RECORDS TO USE section start

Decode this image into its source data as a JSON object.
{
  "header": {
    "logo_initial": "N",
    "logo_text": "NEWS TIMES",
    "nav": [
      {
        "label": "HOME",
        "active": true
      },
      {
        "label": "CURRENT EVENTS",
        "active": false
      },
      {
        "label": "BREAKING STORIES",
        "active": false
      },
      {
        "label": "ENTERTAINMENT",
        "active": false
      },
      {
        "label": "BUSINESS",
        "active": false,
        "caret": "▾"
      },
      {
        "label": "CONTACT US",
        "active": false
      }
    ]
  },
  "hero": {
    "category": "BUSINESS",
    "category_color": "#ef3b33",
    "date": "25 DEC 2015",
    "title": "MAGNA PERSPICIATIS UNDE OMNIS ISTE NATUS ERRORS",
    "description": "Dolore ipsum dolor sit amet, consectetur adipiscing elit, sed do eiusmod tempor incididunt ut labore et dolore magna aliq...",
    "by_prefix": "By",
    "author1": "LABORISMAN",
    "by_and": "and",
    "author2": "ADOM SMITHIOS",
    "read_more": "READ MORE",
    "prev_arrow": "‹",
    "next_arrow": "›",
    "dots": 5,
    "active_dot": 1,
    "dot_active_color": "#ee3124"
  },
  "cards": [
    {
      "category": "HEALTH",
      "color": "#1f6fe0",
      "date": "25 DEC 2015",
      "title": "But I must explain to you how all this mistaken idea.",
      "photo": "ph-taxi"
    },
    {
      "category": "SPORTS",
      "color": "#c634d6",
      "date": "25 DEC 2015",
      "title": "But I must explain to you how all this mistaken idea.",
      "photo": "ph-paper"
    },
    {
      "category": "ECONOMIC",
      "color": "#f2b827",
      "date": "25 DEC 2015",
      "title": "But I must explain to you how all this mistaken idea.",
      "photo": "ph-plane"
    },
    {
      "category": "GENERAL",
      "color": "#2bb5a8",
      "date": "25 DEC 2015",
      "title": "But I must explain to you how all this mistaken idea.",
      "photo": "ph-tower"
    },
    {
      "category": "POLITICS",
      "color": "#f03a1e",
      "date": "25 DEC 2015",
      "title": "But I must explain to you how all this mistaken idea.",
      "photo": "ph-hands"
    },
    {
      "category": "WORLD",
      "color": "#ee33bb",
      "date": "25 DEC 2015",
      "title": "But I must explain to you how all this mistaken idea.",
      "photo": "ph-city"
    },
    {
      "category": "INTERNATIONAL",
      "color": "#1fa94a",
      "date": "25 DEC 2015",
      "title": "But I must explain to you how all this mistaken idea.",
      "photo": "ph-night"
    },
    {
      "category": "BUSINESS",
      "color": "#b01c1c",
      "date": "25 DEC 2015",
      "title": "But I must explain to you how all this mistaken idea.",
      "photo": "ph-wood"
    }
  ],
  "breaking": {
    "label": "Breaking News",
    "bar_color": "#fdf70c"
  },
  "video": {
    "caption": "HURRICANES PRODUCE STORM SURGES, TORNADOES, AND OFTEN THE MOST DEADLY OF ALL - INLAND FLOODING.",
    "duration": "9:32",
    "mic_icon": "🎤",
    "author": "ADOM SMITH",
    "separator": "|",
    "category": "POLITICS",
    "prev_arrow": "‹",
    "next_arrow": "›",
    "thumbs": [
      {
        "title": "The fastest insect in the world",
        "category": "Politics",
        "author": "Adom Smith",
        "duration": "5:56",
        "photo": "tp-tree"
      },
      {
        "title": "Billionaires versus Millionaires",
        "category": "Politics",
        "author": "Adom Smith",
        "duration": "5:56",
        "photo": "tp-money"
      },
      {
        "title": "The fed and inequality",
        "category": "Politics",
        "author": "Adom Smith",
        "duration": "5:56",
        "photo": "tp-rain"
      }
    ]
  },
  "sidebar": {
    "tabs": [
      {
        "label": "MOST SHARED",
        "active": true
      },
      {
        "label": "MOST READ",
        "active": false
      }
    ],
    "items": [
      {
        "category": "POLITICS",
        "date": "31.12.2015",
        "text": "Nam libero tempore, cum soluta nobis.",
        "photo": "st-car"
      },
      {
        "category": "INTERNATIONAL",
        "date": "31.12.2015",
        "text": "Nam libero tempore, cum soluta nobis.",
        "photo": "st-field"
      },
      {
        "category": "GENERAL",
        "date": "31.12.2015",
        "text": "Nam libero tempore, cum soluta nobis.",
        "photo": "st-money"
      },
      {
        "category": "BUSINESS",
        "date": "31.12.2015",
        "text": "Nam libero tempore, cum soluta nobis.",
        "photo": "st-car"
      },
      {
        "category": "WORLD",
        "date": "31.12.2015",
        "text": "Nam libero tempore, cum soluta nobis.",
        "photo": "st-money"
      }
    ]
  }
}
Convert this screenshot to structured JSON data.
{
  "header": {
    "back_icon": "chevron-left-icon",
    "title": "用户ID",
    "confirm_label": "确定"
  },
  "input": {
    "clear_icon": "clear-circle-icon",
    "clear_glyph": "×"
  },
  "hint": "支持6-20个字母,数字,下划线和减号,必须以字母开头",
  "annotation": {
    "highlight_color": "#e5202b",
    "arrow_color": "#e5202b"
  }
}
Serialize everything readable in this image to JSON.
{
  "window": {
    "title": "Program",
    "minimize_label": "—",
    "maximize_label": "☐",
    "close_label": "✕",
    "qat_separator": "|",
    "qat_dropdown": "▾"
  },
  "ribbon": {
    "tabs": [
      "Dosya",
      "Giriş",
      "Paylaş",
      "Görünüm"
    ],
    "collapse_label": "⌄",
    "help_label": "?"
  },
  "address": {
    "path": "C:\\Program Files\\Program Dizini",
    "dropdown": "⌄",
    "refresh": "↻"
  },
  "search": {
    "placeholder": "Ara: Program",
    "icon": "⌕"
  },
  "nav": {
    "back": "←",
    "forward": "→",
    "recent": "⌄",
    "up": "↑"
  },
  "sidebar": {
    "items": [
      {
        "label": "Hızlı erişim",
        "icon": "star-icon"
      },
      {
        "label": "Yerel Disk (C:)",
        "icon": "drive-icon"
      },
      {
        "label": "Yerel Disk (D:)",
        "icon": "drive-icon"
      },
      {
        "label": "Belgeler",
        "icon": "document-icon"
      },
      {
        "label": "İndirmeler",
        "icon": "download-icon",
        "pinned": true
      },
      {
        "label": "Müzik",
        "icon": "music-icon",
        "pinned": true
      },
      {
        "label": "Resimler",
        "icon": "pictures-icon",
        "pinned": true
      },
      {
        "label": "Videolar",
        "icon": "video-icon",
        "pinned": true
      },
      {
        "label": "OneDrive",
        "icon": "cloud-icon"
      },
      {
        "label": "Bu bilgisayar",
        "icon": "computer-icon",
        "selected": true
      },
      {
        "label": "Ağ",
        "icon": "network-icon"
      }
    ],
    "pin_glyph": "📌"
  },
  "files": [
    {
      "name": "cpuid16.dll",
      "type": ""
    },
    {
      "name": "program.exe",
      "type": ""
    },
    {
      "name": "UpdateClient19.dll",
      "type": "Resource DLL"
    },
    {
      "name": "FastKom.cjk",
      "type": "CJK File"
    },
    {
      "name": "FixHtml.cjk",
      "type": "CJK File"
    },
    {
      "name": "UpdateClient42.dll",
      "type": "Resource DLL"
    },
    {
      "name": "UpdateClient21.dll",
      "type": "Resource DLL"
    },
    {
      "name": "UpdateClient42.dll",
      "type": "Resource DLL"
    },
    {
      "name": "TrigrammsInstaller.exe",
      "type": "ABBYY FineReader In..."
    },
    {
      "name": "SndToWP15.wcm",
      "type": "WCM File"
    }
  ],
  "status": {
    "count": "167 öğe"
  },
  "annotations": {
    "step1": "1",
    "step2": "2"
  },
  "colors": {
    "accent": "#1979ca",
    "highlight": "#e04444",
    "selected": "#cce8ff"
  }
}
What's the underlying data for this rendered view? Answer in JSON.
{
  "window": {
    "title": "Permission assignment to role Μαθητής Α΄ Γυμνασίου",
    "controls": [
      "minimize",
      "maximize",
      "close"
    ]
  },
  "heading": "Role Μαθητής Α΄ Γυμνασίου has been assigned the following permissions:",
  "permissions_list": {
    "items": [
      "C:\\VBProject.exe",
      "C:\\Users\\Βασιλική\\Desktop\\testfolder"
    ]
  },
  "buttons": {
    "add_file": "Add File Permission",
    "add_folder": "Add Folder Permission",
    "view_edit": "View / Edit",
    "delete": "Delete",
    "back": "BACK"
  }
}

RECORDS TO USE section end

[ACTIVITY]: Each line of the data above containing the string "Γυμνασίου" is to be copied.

[EXPECTED ANSWER]:
    "title": "Permission assignment to role Μαθητής Α΄ Γυμνασίου",
  "heading": "Role Μαθητής Α΄ Γυμνασίου has been assigned the following permissions:",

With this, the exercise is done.